Friday, 22 June 2012

"Go Fuck yourself San-tiago"

An Anchorman inspired quote still doesn’t emphasise how substandard Santiago has been for me.  Firstly I was pretty damn sick the 1st week I was here and now I have just had US$1000 stolen from me.  Bad timing, I don’t usually have that amount in cash floating around but I was getting ready to buy the bike.  Long story that can’t be changed, so I won’t waste it on here.  

Luckily I have my plastic fantastic credit card so used that to pay the shortfall.  So anyway after arriving in Santiago 2 weeks ago I am now the proud owner of a sickly red Euromot GXT200.  Its made in the same factory as the Suzuki DL200 except has different labels, cheap plastics and to add to the fun factor a well documented weakness in the transmission and spokes, all of which I will carry spares and a spanner….maybe a hammer for those more delicate jobs.

With the sale all done, one thing I hadn’t really thought about until that point was how I was going to get it back to the hostel.  I hadn’t ridden a real bike since passing my test 4 years ago except for one afternoon on a little Honda in Kenya last year, and that ended with my friend on the gravel road with the bike on top of him and not the other way round as it is supposed to be.  So when I’d signed all the papers and was ready to leave I was well aware what was about to happen may not be the smoothest thing I’ve ever done. 

To make this worse my first obstacle upon leaving the dealership was an 8 lane road which I’d have to immediately turn on to.  It was busier than I feel was fair, especially when you know in South America people drive on the right (wrong) side of the road.  Still after getting help with adjusting the helmet (muy embarrassing), and another guy helping start the damn bike as I didn’t realise it had a choke, I felt as ready as I would be.  Which was just as well as by then 5 of the dealership workers were pretending not to watch me through the big showroom window. 
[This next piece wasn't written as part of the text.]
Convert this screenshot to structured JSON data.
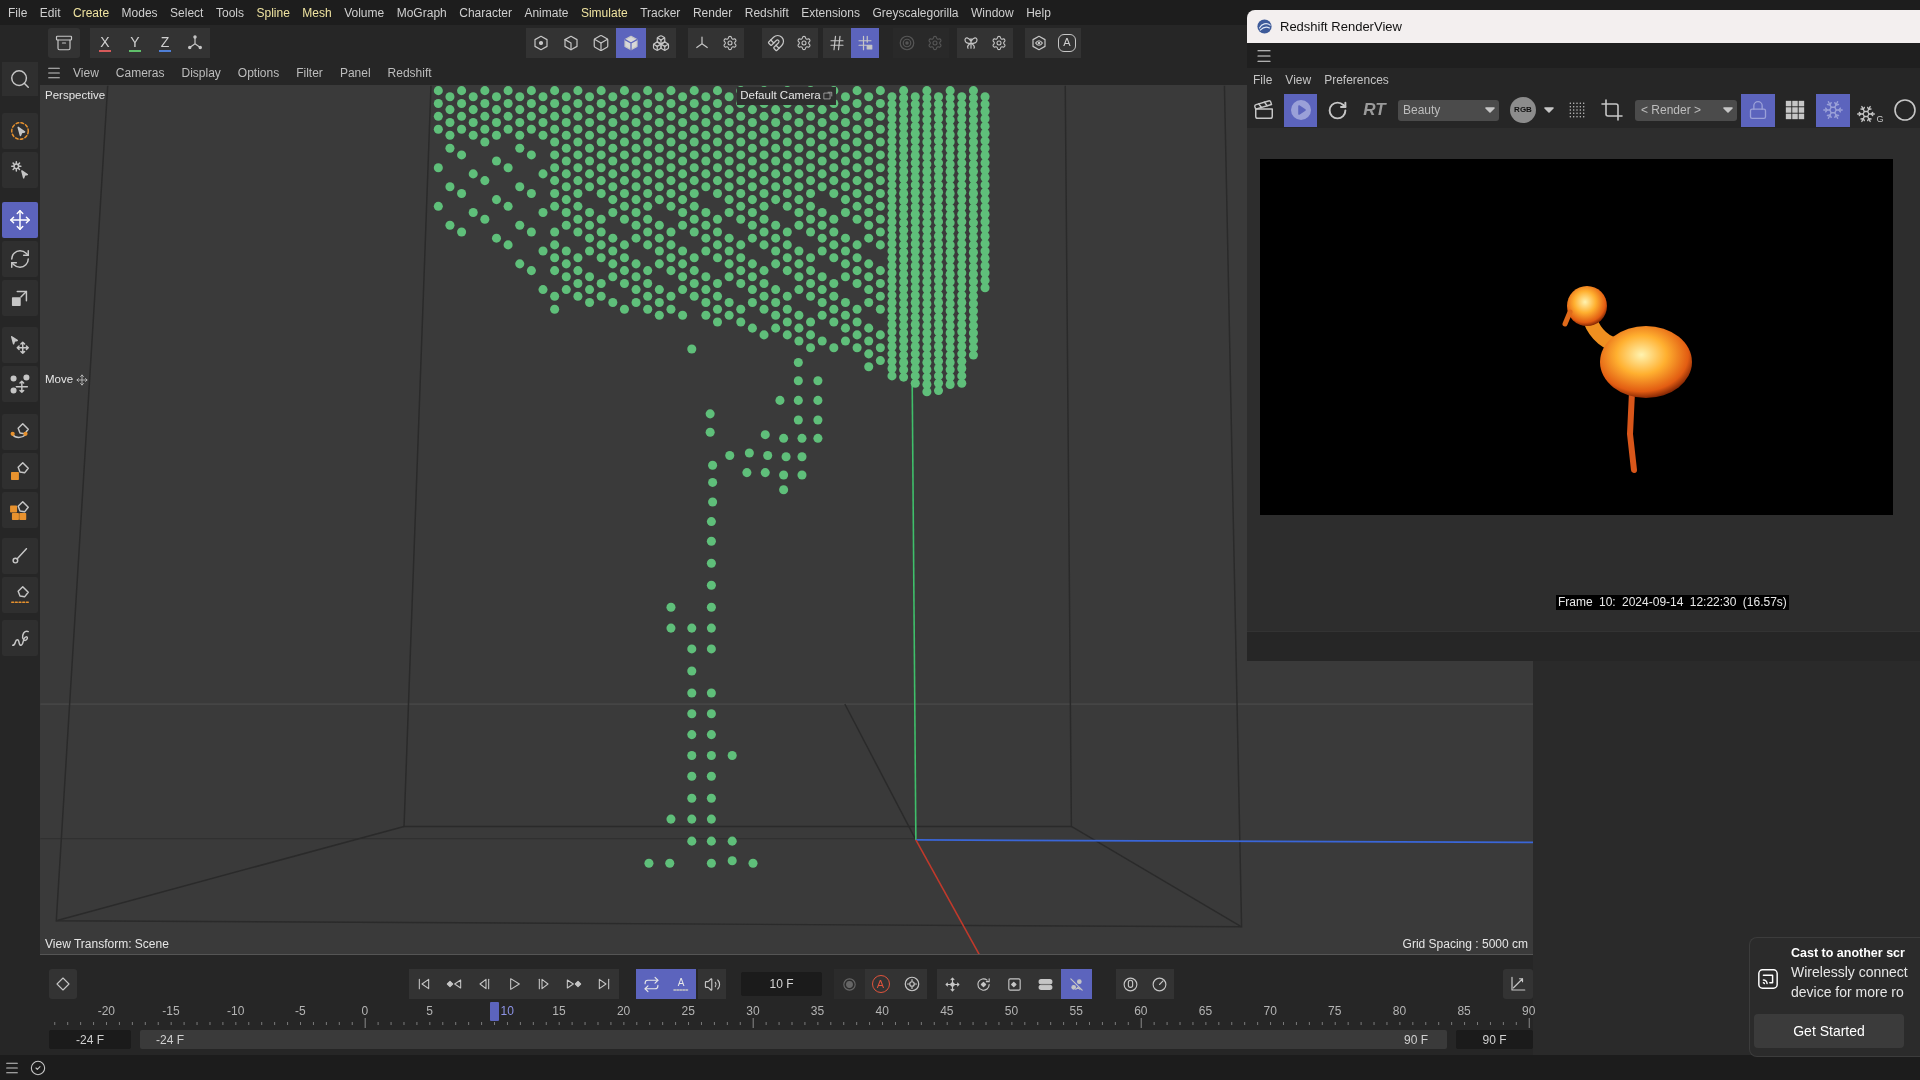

Still considering the massive amount of time it took me to move off – I was waiting for a gap that never came – when I eventually moved off it actually went really smoothly.  I managed to cross 3 lanes with no bother and then immediately went into a tunnel.  Unfortunately this was where a bit of a problem started as I couldn’t turn off with all the traffic so I kept going but was funnelled into a toll road where you are supposed to have a device in your vehicle that logs the roads you use and charges you automatically.  I didn’t have this device so I had to keep going on knowing that my picture was being taken.  I had heard that if do this you can have problems when you try to leave the country so was a bit concerned.  But then I realised that I didn’t even have number plates yet, they arrive next week, so I decided to keep smiling for the cameras and go back to my hostel along all the toll roads as they are quieter and easier.  Pretty easy in the end.  Even had time to go buy some saddle bags and other items for the bike.  Job done!  I think I might keep the plates in my backpack when they arrive so that I can get away with this until I leave Chile.  

And here she is...

No comments:

Post a Comment